§ **YOUR ASSIGNMENT**:
From the records below, state how many lines hold the string "Click", without any other text.

═══ AVAILABLE DATA

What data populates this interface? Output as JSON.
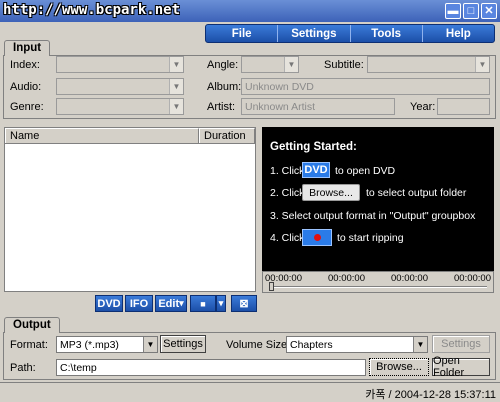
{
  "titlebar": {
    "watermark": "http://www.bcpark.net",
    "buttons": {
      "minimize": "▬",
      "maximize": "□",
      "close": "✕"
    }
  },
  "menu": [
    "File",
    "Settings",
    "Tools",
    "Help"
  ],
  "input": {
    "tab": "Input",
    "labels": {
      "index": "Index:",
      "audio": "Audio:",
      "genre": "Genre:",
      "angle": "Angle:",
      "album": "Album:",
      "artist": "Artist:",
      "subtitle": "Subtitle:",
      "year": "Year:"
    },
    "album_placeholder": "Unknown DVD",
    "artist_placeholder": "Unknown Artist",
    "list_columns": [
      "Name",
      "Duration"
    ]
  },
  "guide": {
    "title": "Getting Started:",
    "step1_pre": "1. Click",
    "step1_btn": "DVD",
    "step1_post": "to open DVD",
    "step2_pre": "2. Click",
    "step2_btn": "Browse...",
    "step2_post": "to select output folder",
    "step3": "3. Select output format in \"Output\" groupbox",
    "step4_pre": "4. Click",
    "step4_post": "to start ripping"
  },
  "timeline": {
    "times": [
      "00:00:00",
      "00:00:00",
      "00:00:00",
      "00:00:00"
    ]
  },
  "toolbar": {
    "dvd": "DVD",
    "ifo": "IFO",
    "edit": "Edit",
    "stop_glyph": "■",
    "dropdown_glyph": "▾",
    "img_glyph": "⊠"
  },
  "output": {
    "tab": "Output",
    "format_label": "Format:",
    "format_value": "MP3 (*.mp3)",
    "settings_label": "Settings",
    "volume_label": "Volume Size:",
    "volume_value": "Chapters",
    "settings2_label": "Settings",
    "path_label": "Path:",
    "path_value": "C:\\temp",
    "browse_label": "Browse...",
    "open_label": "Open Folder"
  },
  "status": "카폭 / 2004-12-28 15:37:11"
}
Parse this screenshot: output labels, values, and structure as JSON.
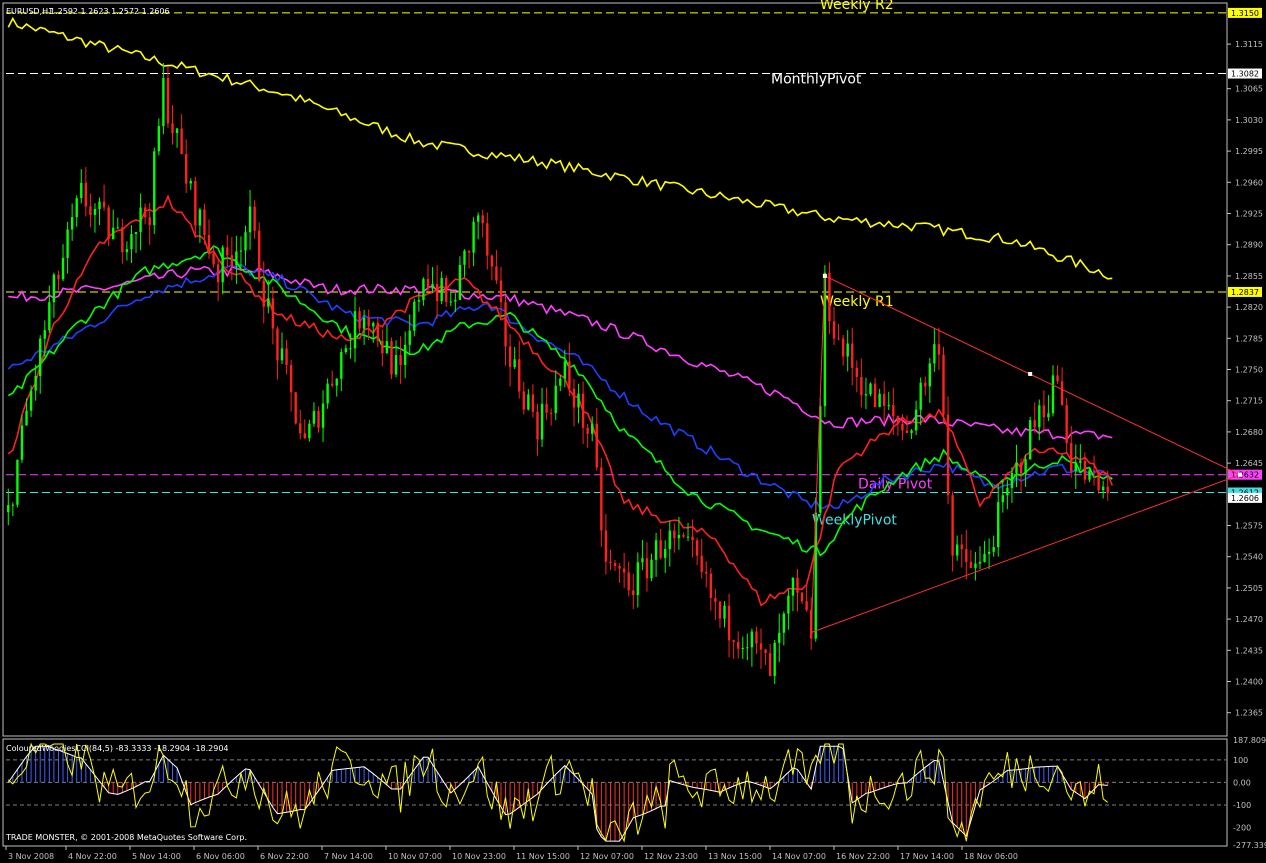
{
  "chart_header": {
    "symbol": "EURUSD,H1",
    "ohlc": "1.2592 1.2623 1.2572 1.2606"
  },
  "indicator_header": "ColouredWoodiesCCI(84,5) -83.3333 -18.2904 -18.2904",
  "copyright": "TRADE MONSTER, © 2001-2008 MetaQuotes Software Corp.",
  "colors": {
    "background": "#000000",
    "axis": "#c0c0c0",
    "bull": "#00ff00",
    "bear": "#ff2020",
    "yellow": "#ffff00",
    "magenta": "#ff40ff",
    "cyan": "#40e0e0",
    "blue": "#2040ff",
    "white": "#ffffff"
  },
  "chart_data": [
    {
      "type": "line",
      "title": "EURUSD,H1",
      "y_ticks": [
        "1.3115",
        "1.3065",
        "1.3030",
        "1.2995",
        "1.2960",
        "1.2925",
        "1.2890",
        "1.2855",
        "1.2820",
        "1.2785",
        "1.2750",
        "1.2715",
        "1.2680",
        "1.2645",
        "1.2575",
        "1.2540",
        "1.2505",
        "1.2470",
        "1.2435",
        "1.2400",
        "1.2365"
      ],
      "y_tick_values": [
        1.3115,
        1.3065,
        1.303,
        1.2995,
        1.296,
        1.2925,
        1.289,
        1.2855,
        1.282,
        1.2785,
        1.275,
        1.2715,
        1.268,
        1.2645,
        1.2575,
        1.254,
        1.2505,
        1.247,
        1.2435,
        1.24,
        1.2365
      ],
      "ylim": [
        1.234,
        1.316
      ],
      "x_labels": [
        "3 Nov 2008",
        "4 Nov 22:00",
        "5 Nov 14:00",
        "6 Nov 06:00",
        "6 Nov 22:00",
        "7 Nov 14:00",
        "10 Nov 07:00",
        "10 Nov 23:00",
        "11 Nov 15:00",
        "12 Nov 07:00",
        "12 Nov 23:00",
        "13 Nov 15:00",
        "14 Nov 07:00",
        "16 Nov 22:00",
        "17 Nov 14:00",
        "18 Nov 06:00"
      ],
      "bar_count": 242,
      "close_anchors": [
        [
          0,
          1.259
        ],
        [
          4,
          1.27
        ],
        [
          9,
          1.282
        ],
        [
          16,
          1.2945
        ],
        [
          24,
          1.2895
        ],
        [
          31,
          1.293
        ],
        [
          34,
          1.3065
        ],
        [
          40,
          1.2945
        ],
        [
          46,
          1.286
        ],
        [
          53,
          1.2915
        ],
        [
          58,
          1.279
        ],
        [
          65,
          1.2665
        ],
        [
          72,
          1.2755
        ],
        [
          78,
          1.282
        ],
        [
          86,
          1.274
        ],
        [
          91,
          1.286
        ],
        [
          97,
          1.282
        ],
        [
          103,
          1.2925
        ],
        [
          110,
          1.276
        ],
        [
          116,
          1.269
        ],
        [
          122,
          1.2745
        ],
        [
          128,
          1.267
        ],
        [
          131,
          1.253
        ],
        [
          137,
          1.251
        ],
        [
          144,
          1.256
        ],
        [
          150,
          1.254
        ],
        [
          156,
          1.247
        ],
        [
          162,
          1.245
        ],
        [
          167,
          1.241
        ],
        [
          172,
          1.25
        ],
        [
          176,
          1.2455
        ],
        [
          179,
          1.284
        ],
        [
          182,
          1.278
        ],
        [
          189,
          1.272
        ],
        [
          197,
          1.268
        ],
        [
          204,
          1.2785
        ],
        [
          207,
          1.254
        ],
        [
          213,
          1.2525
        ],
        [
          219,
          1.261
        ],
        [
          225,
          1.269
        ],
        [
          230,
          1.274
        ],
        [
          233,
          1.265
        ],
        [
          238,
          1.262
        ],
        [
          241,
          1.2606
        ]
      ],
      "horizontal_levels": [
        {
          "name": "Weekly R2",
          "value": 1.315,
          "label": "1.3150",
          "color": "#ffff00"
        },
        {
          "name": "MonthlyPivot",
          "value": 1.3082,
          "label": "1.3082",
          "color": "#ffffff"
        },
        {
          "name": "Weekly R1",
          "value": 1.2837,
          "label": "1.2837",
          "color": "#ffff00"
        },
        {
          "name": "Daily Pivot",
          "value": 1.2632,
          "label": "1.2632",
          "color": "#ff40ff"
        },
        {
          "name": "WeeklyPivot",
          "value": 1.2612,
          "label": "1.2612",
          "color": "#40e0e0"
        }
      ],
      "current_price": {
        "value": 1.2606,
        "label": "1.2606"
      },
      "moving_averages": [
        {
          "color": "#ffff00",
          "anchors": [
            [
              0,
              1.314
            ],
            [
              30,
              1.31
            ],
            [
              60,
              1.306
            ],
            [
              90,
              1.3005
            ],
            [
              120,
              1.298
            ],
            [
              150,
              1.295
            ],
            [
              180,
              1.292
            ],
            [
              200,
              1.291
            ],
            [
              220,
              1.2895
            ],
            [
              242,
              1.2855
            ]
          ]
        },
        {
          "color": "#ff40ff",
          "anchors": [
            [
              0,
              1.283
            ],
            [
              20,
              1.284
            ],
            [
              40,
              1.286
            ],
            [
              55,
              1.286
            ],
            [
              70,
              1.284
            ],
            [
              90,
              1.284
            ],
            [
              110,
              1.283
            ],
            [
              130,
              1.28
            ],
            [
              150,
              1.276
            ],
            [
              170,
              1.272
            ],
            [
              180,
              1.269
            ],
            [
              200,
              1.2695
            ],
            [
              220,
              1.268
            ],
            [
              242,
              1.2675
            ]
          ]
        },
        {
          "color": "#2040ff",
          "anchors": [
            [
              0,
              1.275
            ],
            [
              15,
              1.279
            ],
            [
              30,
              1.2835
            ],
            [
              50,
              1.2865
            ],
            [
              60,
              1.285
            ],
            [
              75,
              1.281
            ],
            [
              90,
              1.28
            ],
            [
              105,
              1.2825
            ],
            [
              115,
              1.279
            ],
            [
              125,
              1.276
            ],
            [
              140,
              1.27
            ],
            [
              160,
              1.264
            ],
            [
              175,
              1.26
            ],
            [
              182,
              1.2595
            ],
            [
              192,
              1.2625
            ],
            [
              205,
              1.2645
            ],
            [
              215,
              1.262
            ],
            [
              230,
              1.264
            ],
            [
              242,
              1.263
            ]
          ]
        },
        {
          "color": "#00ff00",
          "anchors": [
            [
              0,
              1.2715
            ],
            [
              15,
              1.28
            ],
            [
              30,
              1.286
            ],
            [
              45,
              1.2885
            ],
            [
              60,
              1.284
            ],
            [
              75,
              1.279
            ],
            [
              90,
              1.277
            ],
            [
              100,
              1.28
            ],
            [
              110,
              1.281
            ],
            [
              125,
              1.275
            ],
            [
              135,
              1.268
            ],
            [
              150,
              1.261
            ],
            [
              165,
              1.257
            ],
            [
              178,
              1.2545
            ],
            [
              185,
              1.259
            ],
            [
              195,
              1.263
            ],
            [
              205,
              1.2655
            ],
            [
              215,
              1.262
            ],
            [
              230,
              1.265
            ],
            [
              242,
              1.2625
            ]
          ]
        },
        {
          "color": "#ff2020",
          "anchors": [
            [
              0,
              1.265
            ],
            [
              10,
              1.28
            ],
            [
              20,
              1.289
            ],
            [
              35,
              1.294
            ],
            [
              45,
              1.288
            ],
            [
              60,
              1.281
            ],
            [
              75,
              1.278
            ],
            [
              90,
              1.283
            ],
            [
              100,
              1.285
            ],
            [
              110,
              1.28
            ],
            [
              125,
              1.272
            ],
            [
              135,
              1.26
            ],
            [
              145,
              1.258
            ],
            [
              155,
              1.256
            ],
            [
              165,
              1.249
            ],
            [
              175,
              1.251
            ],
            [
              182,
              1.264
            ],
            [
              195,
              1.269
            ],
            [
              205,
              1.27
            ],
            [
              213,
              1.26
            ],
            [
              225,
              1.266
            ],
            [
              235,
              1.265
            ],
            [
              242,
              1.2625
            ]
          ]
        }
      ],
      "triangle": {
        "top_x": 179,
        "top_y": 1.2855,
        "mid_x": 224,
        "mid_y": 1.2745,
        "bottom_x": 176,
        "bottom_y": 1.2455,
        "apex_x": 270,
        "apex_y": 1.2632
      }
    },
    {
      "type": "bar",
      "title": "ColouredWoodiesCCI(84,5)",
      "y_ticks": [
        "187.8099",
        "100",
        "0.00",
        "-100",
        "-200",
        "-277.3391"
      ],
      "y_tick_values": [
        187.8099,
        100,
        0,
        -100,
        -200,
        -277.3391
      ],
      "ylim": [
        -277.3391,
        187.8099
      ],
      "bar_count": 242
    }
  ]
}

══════

§ **RESULT**:
3